Woody bioenergy for heat and power. Shade tolerance of palms. Coupled social-ecohydrological systems. How family legacies and community networks shape private forest management. Harvest gaps—and how to ensure the diversity to natural resource stewards of the future. Ranked second in the nation among Forestry and Forestry Sciences graduate programs, Michigan Tech offers its PhD program to candidates who intend to make significant contributions to knowledge in the areas of forest ecology, soils, silviculture, tree improvement, forest wildlife ecology and management, economics, inventory, geographic information systems, growth and yield, wood science, and forest biology. It is awarded through demonstrated mastery of advanced course work and innovative research.
To complete a doctoral degree, students must complete the following milestones:
- Complete all coursework and research credits (see credit requirements below)
- Pass Qualifying Examination
- Pass Research Proposal Examination
- Prepare and Submit Approved Dissertation
- Pass Final Oral Defense
The minimum credit requirements are as follows:
|MS-PhD (minimum)||30 Credits|
|BS-PhD (minimum)||60 Credits|
Individual programs may have higher standards and students are expected to know their program's requirements. See the Doctor of Philosophy Requirements website for more information about PhD milestones and related timelines.

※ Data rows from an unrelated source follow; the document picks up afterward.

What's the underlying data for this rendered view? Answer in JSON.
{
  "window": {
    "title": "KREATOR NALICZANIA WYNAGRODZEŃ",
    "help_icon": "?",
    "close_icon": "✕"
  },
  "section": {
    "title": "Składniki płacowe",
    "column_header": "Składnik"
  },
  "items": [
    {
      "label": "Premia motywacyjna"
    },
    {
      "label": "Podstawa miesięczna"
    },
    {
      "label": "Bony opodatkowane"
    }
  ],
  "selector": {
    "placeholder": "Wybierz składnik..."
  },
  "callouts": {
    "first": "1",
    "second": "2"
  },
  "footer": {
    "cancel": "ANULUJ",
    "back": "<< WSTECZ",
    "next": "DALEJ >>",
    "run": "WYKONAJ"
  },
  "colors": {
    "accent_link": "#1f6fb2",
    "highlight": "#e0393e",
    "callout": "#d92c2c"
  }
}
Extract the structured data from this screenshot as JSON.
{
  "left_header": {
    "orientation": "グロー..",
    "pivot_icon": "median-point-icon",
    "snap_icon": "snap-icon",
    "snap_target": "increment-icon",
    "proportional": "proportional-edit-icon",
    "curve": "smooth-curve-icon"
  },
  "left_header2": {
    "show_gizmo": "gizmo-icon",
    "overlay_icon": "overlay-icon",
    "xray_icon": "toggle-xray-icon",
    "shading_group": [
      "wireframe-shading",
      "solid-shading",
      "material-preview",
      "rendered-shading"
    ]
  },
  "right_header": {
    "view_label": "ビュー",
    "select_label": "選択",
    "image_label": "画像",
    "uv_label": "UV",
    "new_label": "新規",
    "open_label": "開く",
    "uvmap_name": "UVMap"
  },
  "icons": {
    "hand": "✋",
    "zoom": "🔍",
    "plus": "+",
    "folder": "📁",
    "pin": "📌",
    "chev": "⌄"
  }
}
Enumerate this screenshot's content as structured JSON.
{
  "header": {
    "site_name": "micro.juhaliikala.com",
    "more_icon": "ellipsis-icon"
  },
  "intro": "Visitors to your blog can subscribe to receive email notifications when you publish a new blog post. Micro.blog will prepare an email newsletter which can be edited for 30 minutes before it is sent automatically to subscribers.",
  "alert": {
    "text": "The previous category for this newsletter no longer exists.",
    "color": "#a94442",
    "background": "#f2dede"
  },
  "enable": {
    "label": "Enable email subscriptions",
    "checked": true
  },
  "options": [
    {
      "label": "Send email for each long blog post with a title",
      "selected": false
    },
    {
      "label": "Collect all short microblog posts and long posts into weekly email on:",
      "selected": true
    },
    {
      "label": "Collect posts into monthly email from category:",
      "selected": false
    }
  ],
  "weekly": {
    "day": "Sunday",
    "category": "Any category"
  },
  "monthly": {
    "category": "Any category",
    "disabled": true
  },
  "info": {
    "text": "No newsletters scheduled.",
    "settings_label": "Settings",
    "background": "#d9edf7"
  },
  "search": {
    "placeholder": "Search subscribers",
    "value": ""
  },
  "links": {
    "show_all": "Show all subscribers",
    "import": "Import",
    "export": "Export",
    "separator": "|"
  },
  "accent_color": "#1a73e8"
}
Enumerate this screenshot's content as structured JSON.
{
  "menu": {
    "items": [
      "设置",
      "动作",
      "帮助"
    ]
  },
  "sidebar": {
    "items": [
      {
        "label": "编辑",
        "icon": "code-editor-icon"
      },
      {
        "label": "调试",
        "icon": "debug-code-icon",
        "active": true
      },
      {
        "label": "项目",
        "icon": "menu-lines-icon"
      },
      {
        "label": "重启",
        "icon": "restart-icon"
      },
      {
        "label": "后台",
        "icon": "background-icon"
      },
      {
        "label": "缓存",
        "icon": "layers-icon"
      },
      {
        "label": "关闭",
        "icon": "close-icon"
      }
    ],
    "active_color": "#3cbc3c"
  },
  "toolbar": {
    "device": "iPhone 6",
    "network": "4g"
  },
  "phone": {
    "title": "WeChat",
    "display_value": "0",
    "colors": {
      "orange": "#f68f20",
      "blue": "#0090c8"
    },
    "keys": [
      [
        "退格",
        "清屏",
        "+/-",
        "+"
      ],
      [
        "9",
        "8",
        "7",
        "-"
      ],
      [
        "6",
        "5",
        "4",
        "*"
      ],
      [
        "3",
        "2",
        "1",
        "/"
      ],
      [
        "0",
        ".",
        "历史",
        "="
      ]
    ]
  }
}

*For specific requirements of this graduate program please see the CFRES Graduate Handbook
Program Strengths and Opportunities
- Advanced intensive studies range from forest vegetation dynamics, intensive silviculture, bioinformatics programming, and applied genetics to natural resources policy, coupled with facilities including 4,609 acres of our nationally recognized model research forest.
- A scholarly, internationally active community—ranked in the top 10 percent in conservation biology research productivity among academic institutions in the United States and Canada—we are small, but with a wide breadth of expertise. Work in your area of specialization, but also interact with others in a collaborative setting with potential to diversify and expand what you do.
- 6,500 feet of lab space, 2,000 of greenhouse, and 4,609 acres of research forest.
- Make worldwide impact through projects involving multiple agencies, countries, and interdisciplinary models that combine our strengths. Be on the frontline of the challenge to meet economic and environmental needs of the present without jeopardizing the future.
- Research degrees are non-specific, and we intentionally set a low number of required classes, unless your committee requires them.
- We are situated in temperate boreal forest with significant wetland resources as well as the largest freshwater lake by surface area in the world. But there are no geographical borders for where you can contribute your knowledge. Current research areas range from climate change and invasive species to carbon production and dynamics of insect and wildlife populations. Committee, advisor, and student explore their interests to define the optimal educational experience.
"It is vast. Every variable has more variables. When it comes to location and culture, the bioenergy PIRE project spans two continents, six countries, and three languages and 36 organizations."
- We work diligently to continuously acquire research funding—and we are successful. Our research expenditures total more than $300,000 per faculty member, the highest external funding level of any academic unit at Michigan Tech.
- Research the researchers. Match your area of interest with a faculty member, and contact him or her directly—your best chance to be matched with an assistantship and research project.
- Check our open research positions often, where you will also find a listing of fellowships, jobs, and other funding opportunities.